If you walk up to the fourth floor of Smith Hall this summer, you might hear the sound of music coming from English professor Laura-Gray Street’s office. And if you enter, you’ll probably find Street and Celina Matthews ’19 strumming ukuleles while a bearded dragon named Elsker watches intently from her perch on Matthews’s shoulder.
It’s all part of the creative process for the pair, who are compiling poetry and artwork for an anthology that will be published by the University of Georgia Press later this year. Street is co-editing the work, which she describes as a creative field guide for the Appalachian region. The book will include poetry, illustrations, and creative descriptions for more than 60 animal and plant species native to the area.
“It’s about raising awareness for the very unique attributes of these different areas and the species that live there,” Street explained. “Some are very widely found, and some are particular to a very small niche in the region.”

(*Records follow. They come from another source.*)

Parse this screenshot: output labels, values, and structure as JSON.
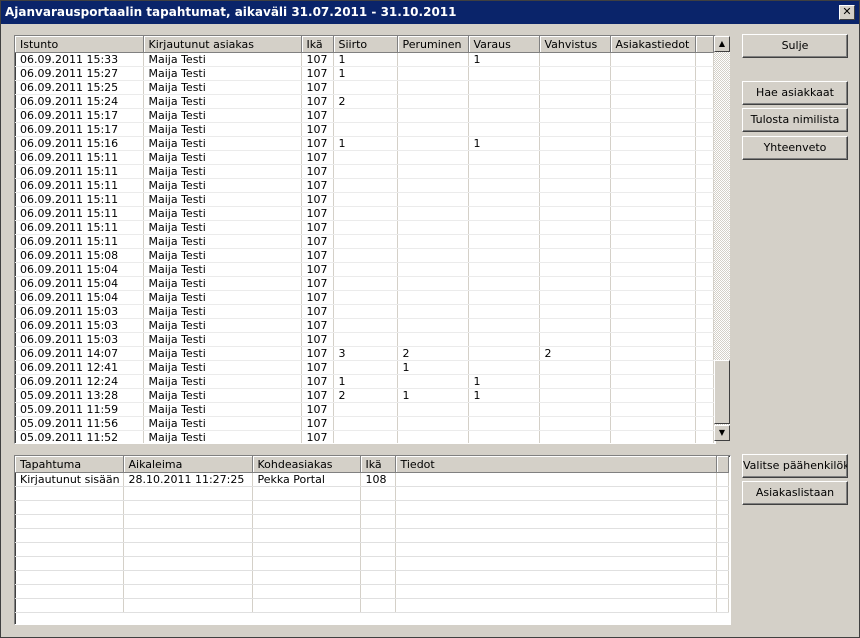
{
  "window": {
    "title": "Ajanvarausportaalin tapahtumat, aikaväli 31.07.2011 - 31.10.2011",
    "close_glyph": "✕"
  },
  "sessions": {
    "columns": [
      "Istunto",
      "Kirjautunut asiakas",
      "Ikä",
      "Siirto",
      "Peruminen",
      "Varaus",
      "Vahvistus",
      "Asiakastiedot"
    ],
    "rows": [
      [
        "06.09.2011 15:33",
        "Maija Testi",
        "107",
        "1",
        "",
        "1",
        "",
        ""
      ],
      [
        "06.09.2011 15:27",
        "Maija Testi",
        "107",
        "1",
        "",
        "",
        "",
        ""
      ],
      [
        "06.09.2011 15:25",
        "Maija Testi",
        "107",
        "",
        "",
        "",
        "",
        ""
      ],
      [
        "06.09.2011 15:24",
        "Maija Testi",
        "107",
        "2",
        "",
        "",
        "",
        ""
      ],
      [
        "06.09.2011 15:17",
        "Maija Testi",
        "107",
        "",
        "",
        "",
        "",
        ""
      ],
      [
        "06.09.2011 15:17",
        "Maija Testi",
        "107",
        "",
        "",
        "",
        "",
        ""
      ],
      [
        "06.09.2011 15:16",
        "Maija Testi",
        "107",
        "1",
        "",
        "1",
        "",
        ""
      ],
      [
        "06.09.2011 15:11",
        "Maija Testi",
        "107",
        "",
        "",
        "",
        "",
        ""
      ],
      [
        "06.09.2011 15:11",
        "Maija Testi",
        "107",
        "",
        "",
        "",
        "",
        ""
      ],
      [
        "06.09.2011 15:11",
        "Maija Testi",
        "107",
        "",
        "",
        "",
        "",
        ""
      ],
      [
        "06.09.2011 15:11",
        "Maija Testi",
        "107",
        "",
        "",
        "",
        "",
        ""
      ],
      [
        "06.09.2011 15:11",
        "Maija Testi",
        "107",
        "",
        "",
        "",
        "",
        ""
      ],
      [
        "06.09.2011 15:11",
        "Maija Testi",
        "107",
        "",
        "",
        "",
        "",
        ""
      ],
      [
        "06.09.2011 15:11",
        "Maija Testi",
        "107",
        "",
        "",
        "",
        "",
        ""
      ],
      [
        "06.09.2011 15:08",
        "Maija Testi",
        "107",
        "",
        "",
        "",
        "",
        ""
      ],
      [
        "06.09.2011 15:04",
        "Maija Testi",
        "107",
        "",
        "",
        "",
        "",
        ""
      ],
      [
        "06.09.2011 15:04",
        "Maija Testi",
        "107",
        "",
        "",
        "",
        "",
        ""
      ],
      [
        "06.09.2011 15:04",
        "Maija Testi",
        "107",
        "",
        "",
        "",
        "",
        ""
      ],
      [
        "06.09.2011 15:03",
        "Maija Testi",
        "107",
        "",
        "",
        "",
        "",
        ""
      ],
      [
        "06.09.2011 15:03",
        "Maija Testi",
        "107",
        "",
        "",
        "",
        "",
        ""
      ],
      [
        "06.09.2011 15:03",
        "Maija Testi",
        "107",
        "",
        "",
        "",
        "",
        ""
      ],
      [
        "06.09.2011 14:07",
        "Maija Testi",
        "107",
        "3",
        "2",
        "",
        "2",
        ""
      ],
      [
        "06.09.2011 12:41",
        "Maija Testi",
        "107",
        "",
        "1",
        "",
        "",
        ""
      ],
      [
        "06.09.2011 12:24",
        "Maija Testi",
        "107",
        "1",
        "",
        "1",
        "",
        ""
      ],
      [
        "05.09.2011 13:28",
        "Maija Testi",
        "107",
        "2",
        "1",
        "1",
        "",
        ""
      ],
      [
        "05.09.2011 11:59",
        "Maija Testi",
        "107",
        "",
        "",
        "",
        "",
        ""
      ],
      [
        "05.09.2011 11:56",
        "Maija Testi",
        "107",
        "",
        "",
        "",
        "",
        ""
      ],
      [
        "05.09.2011 11:52",
        "Maija Testi",
        "107",
        "",
        "",
        "",
        "",
        ""
      ]
    ]
  },
  "events": {
    "columns": [
      "Tapahtuma",
      "Aikaleima",
      "Kohdeasiakas",
      "Ikä",
      "Tiedot"
    ],
    "rows": [
      [
        "Kirjautunut sisään",
        "28.10.2011 11:27:25",
        "Pekka Portal",
        "108",
        ""
      ]
    ],
    "empty_rows": 9
  },
  "scrollbar": {
    "up_glyph": "▲",
    "down_glyph": "▼"
  },
  "buttons": {
    "close": "Sulje",
    "fetch_customers": "Hae asiakkaat",
    "print_names": "Tulosta nimilista",
    "summary": "Yhteenveto",
    "select_main": "Valitse päähenkilöksi",
    "to_customer_list": "Asiakaslistaan"
  }
}
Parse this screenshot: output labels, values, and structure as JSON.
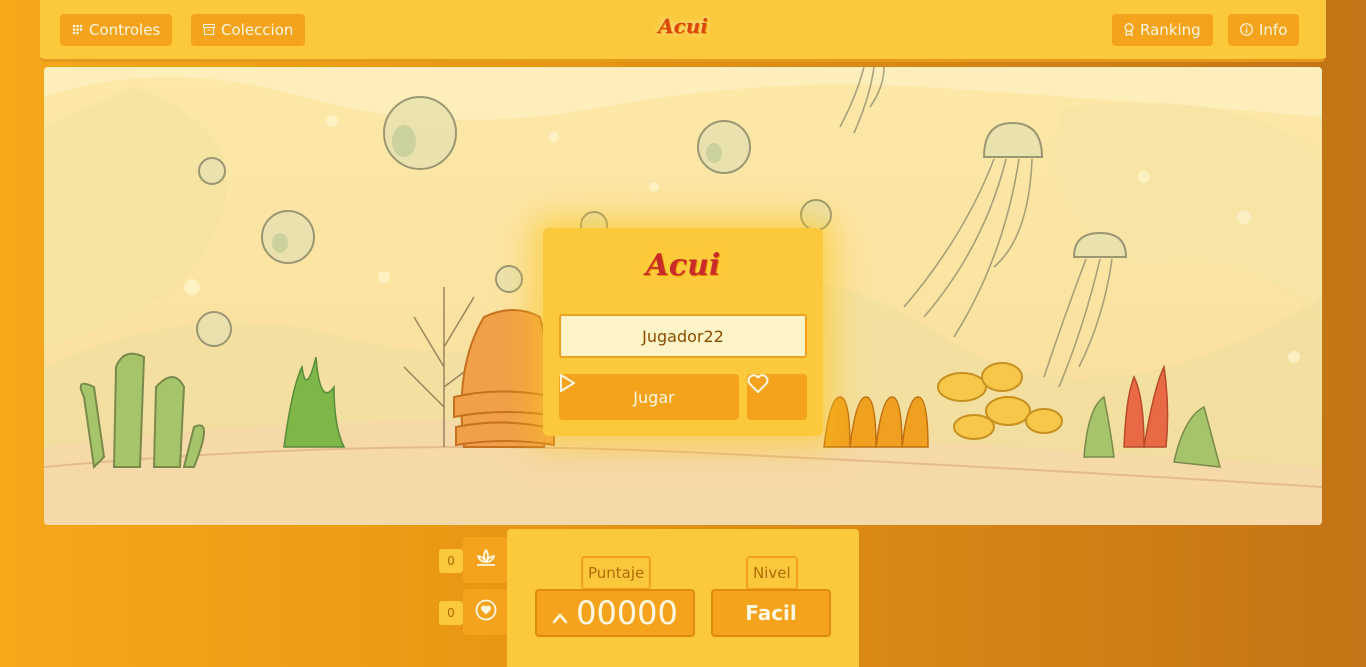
{
  "nav": {
    "controls_label": "Controles",
    "collection_label": "Coleccion",
    "ranking_label": "Ranking",
    "info_label": "Info"
  },
  "app": {
    "logo": "Acui"
  },
  "start_dialog": {
    "logo": "Acui",
    "player_name_value": "Jugador22",
    "play_label": "Jugar"
  },
  "hud": {
    "lotus_count": "0",
    "heart_count": "0",
    "score_label": "Puntaje",
    "score_value": "00000",
    "level_label": "Nivel",
    "level_value": "Facil"
  },
  "colors": {
    "background": "#e59313",
    "panel": "#fdc93c",
    "button": "#f5a31c",
    "logo_red": "#c92a2a"
  },
  "icons": [
    "grid-icon",
    "archive-icon",
    "medal-icon",
    "info-icon",
    "play-icon",
    "heart-icon",
    "lotus-icon",
    "heart-badge-icon",
    "chevron-up-icon"
  ]
}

Matthews is assisting Street in the editing process as part of a Summer Research project and is also planning a launch party which will incorporate some of the specimens in Randolph’s Natural History Collection. She wrote her own manuscript about ecopoetry for one of Street’s classes, and was eager to explore the topic further.
“I really liked the culmination of science and literature,” Matthews said. “Not too many people want to undertake this kind of project, but it combines some of the things I’m really interested in.”
They are now working hard to meet their June 30 deadline for all the material they are editing.
“One thing I’ve been excited about is that Celina is really getting a view into what it’s like to work with a printing company and how to format the poems and images,” Street said. “I think it’s a good lesson for any student because they’re so used to teachers telling them they need to submit papers in MLA and other formats, and in the real world and in projects like this it’s very useful to know all of them.”